Namecheap’s average response time stood at 160 ms, which is well under Google’s recommended 200 ms.
Sadly, though, when measured on a simple text-based page, the page speed was 920 ms. That’s mediocre in our experience.
As for uptime, Namecheap guarantees a 100% uptime. Our test results showed quite a few outages, though. The final number was 99.90%.
Bluehost’s average server response time is 155 ms. Its page speed measured in the 400 ms range on testing with the same text-based web page.
The uptime stood at an extraordinary 99.99%, even though it doesn’t have any uptime guarantee at all.

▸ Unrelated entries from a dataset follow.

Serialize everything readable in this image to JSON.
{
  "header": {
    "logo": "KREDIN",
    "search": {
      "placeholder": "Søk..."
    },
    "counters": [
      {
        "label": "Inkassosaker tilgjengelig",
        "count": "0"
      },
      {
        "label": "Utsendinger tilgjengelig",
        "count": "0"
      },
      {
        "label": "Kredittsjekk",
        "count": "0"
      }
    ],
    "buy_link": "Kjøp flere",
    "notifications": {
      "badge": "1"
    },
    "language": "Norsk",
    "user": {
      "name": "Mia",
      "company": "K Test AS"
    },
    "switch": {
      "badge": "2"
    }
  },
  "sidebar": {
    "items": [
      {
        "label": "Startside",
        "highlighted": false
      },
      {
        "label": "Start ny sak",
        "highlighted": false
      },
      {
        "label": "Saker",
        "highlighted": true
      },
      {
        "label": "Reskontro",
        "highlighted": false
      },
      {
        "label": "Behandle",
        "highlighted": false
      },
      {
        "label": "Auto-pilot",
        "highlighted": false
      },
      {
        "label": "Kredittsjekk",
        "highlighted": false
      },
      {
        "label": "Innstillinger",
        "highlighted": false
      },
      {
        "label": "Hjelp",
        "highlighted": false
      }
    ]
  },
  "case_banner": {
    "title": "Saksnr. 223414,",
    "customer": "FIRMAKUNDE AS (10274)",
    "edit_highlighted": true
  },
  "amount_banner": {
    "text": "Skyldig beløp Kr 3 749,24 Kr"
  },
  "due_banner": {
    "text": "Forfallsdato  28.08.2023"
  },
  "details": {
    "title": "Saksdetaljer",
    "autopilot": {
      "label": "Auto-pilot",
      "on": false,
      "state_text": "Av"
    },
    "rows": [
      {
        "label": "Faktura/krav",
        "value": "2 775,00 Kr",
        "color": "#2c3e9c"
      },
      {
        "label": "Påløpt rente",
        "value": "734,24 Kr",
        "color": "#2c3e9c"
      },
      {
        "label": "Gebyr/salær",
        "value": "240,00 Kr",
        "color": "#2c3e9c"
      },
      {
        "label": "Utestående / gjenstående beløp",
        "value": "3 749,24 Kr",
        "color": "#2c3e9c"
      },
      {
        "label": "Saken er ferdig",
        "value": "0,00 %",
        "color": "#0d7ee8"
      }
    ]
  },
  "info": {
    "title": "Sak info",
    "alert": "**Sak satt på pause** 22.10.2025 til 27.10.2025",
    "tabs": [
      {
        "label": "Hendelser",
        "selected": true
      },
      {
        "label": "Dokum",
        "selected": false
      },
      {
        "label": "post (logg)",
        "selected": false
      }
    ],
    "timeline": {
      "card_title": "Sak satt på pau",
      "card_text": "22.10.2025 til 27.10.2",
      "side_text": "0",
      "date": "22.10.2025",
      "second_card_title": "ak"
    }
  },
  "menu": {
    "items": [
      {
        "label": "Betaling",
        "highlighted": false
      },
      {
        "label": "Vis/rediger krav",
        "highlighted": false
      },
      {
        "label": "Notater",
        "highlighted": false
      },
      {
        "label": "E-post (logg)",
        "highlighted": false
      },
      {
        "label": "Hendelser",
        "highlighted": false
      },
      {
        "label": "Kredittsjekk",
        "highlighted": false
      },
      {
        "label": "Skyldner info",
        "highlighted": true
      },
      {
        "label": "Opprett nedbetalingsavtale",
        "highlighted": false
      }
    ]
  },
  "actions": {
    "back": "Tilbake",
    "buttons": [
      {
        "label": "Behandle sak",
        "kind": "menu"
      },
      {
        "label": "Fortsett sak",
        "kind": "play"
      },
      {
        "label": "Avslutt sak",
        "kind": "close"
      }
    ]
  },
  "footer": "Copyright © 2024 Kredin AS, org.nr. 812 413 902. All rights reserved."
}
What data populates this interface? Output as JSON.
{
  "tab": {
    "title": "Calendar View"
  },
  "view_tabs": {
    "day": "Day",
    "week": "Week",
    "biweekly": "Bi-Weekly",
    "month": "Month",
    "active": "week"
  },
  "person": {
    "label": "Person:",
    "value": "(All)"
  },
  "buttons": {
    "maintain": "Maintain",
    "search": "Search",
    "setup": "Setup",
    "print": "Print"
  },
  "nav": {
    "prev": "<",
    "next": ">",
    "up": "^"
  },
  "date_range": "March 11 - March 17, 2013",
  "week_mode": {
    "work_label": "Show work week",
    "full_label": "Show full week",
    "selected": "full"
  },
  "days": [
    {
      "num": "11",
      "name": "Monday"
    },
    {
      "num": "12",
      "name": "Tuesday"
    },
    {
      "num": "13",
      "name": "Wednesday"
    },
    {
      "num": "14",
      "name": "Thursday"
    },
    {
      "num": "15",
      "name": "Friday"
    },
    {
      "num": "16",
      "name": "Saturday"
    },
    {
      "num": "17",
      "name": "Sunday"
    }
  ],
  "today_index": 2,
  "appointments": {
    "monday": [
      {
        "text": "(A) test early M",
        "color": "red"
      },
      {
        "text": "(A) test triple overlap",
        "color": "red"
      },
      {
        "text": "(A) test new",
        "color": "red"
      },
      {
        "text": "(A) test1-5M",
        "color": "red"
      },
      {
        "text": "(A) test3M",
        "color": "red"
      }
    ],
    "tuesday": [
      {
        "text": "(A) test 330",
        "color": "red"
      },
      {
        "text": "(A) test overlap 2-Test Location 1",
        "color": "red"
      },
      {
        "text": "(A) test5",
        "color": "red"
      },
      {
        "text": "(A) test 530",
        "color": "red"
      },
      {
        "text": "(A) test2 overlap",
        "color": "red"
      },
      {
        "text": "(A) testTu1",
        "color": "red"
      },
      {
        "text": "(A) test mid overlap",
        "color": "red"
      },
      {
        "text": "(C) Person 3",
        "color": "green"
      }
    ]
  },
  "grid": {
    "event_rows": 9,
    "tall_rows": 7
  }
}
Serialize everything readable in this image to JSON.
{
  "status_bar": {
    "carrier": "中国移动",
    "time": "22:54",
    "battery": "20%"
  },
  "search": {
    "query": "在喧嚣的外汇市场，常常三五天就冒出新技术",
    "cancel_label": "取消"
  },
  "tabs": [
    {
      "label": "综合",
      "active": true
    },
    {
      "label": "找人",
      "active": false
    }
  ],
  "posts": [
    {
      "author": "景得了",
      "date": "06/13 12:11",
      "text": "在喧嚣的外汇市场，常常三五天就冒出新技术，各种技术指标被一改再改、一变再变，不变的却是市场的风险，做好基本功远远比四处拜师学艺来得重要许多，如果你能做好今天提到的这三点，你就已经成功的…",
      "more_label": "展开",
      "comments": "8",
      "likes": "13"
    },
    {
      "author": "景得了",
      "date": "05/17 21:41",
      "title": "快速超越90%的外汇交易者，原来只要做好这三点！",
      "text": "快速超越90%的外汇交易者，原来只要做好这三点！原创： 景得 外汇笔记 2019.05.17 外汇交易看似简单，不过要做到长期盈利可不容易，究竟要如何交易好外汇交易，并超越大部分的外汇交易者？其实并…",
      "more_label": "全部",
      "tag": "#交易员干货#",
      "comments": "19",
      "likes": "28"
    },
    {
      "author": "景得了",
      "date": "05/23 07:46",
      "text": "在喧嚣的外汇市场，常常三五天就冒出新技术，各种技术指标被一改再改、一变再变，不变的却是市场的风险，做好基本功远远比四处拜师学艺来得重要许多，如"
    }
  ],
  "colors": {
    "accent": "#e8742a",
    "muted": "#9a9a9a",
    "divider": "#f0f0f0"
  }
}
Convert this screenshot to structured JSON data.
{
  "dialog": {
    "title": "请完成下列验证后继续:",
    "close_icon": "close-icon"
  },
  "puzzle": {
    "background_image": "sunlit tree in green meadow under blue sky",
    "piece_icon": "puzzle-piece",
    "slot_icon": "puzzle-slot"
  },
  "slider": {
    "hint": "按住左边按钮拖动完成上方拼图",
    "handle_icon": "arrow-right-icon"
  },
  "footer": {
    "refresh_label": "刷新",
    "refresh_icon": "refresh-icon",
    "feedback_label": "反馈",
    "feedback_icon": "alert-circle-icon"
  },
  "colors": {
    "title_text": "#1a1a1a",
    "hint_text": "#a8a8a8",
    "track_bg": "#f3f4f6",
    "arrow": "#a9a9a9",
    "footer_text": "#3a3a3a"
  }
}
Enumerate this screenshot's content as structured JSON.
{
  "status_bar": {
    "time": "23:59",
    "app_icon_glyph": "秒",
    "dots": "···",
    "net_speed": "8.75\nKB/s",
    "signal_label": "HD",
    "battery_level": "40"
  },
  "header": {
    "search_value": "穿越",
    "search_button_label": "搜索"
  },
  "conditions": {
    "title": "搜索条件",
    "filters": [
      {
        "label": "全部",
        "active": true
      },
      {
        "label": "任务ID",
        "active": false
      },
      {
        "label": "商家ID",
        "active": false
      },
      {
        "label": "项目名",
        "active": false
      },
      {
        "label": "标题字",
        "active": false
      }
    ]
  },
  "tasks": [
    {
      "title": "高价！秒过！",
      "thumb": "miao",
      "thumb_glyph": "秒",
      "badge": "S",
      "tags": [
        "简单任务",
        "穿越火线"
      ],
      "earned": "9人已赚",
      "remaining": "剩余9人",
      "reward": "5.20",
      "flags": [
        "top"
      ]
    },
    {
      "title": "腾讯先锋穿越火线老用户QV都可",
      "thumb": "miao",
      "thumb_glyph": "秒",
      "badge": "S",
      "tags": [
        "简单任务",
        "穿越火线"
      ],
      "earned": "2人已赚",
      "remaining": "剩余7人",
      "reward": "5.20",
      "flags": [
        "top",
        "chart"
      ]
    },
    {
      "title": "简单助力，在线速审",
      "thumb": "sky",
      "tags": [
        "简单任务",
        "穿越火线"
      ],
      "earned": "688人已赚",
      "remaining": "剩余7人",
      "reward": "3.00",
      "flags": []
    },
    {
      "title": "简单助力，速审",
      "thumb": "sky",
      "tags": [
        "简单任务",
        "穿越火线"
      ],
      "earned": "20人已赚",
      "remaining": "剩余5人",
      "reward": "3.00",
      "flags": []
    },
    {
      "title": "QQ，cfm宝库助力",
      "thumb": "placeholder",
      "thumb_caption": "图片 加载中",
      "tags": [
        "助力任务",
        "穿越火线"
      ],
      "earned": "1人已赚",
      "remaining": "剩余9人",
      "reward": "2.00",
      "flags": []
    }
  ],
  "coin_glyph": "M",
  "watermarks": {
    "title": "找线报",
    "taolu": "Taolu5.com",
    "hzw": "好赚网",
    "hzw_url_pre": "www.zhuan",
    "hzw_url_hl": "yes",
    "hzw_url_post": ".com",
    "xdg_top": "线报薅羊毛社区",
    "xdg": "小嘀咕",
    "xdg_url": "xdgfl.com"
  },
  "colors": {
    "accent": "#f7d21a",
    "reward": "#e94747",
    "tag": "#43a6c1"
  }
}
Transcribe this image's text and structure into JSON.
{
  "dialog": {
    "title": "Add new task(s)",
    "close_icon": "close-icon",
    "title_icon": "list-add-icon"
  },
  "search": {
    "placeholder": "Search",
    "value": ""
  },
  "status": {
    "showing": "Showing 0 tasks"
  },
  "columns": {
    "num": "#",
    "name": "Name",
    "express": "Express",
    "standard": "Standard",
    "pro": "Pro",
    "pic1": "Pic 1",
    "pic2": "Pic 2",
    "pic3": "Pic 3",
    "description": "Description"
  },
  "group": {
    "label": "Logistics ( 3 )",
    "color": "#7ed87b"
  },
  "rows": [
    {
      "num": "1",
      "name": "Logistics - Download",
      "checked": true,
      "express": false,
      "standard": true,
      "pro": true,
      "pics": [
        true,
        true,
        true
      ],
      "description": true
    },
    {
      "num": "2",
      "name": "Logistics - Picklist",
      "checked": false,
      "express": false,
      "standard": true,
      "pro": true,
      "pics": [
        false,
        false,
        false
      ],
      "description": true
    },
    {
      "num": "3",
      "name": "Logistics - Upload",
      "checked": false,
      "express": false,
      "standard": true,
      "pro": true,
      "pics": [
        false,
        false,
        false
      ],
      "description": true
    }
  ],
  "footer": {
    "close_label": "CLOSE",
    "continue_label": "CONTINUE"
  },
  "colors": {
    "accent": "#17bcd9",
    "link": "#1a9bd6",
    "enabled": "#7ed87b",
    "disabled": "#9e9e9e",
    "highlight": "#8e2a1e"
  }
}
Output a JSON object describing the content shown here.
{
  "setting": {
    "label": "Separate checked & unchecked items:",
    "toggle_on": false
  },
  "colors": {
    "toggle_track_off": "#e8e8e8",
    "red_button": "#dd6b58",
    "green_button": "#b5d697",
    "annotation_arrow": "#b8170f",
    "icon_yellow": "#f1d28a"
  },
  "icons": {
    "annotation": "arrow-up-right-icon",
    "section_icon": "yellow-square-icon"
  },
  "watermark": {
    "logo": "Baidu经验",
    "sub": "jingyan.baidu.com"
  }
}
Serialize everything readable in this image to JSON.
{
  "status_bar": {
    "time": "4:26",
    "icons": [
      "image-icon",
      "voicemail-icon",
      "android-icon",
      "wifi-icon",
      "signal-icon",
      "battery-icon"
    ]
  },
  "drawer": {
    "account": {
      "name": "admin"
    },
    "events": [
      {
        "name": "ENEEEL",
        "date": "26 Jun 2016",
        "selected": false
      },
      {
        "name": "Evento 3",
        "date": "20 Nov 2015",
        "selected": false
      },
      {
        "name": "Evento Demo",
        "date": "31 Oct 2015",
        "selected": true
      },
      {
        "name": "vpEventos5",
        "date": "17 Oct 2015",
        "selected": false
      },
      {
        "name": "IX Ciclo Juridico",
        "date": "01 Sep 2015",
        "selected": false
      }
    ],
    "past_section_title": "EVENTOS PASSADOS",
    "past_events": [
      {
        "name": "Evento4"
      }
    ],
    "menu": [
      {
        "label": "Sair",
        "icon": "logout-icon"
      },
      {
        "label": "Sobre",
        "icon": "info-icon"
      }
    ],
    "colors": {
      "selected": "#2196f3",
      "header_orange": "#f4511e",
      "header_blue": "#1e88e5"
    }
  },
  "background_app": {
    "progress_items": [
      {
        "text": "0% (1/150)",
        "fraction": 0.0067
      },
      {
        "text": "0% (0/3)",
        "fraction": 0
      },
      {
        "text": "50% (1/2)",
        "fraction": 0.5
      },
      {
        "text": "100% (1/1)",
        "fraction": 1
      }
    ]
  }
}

The winner of this round is pretty clear. Bluehost’s response time is slightly better than Namecheap’s. The page loading speed of Bluehost is significantly better, and so is its uptime.
Namecheap vs Bluehost: Customer support
24/7 live chat, emails, and phone support
24/7 live chat & emails
Quality of response
In our examination, we rank customer support as an essential element to look at. It’s the only place for tech-illiterate people to solve any technical or non-technical queries.
We test a host’s support based on agents’ availability, the number of ways to connect with them or solve the queries, and how expert the support agents are.
Namecheap has a good knowledge base with answers to most common queries. Apart from that, there’s a 24/7 live chat and email support. There’s no phone support whatsoever.
For the experiment, we tried chatting on the 24/7 live chat option. It took them a couple of agent switches to get the right assistance, which is tedious. Once we were connected with a proper agent, they solved our queries.
Bluehost has all the customer support options. From an excellent knowledge base, 247/7 live chat, & email support to phone support & social media support, it has got it all.
The quality of support is also excellent. Prompt response, knowledgeable support agents, and professional communication make Bluehost’s support among the best.
Namecheap lacks phone support. Also, live chat agents are slower in solving queries. Compared to that, Bluehost has all communication options and blazing fast & accurate responses. Hence:
Namecheap vs Bluehost: Pricing
Introductory pricing (of base plan)
Introductory pricing (of base plan)
It can be the greatest hosting plan of all time, but it won’t be suitable if it’s not in your budget. We already mentioned Namecheap is cheaper, but how much? What’s the margin? Is it worth the price? Let’s find out:
Namecheap’s cheapest shared plan costs $1.24 per month. The package includes a decent set of features, below average server resources, and everything we discussed in this article.
Other than the shared plans, VPS starts at $11.88/month, reseller at $18.88/month, and dedicated at $44.88/month.
Bluehost’s basic shared plan costs $2.75/month. This includes all the features (like a free domain name), comparatively more server resources, and almost everything needed to handle a small or mid-sized website.
Other types of hosting include VPS starting at $19.99/month and dedicated server plans starting at $79.99/month.
There’s no clear verdict here. Indeed, Bluehost costs more, but it also gives more features and resources at the same time. On a value for money scale, Bluehost is undoubtedly a better host.
If low-cost is your top priority, Namecheap wins. However, we would recommend Hostinger- the best cheap web hosting, if that’s the case.
Winner: Bluehost (Based on Value for Money)
Namecheap vs Bluehost: Which one is better?
The Winner Is - BlueHost
As you saw throughout the comparison, Bluehost won all the rounds — sometimes with a huge margin, sometimes with little. It has better features, superior performance, a slightly finer user experience, and significantly fast customer support.
Everything included, Bluehost is better than Namecheap. Period.
Total Score: 10/10
• Uptime 99.99%
• Free SSL certificate
• WordPress official recommendations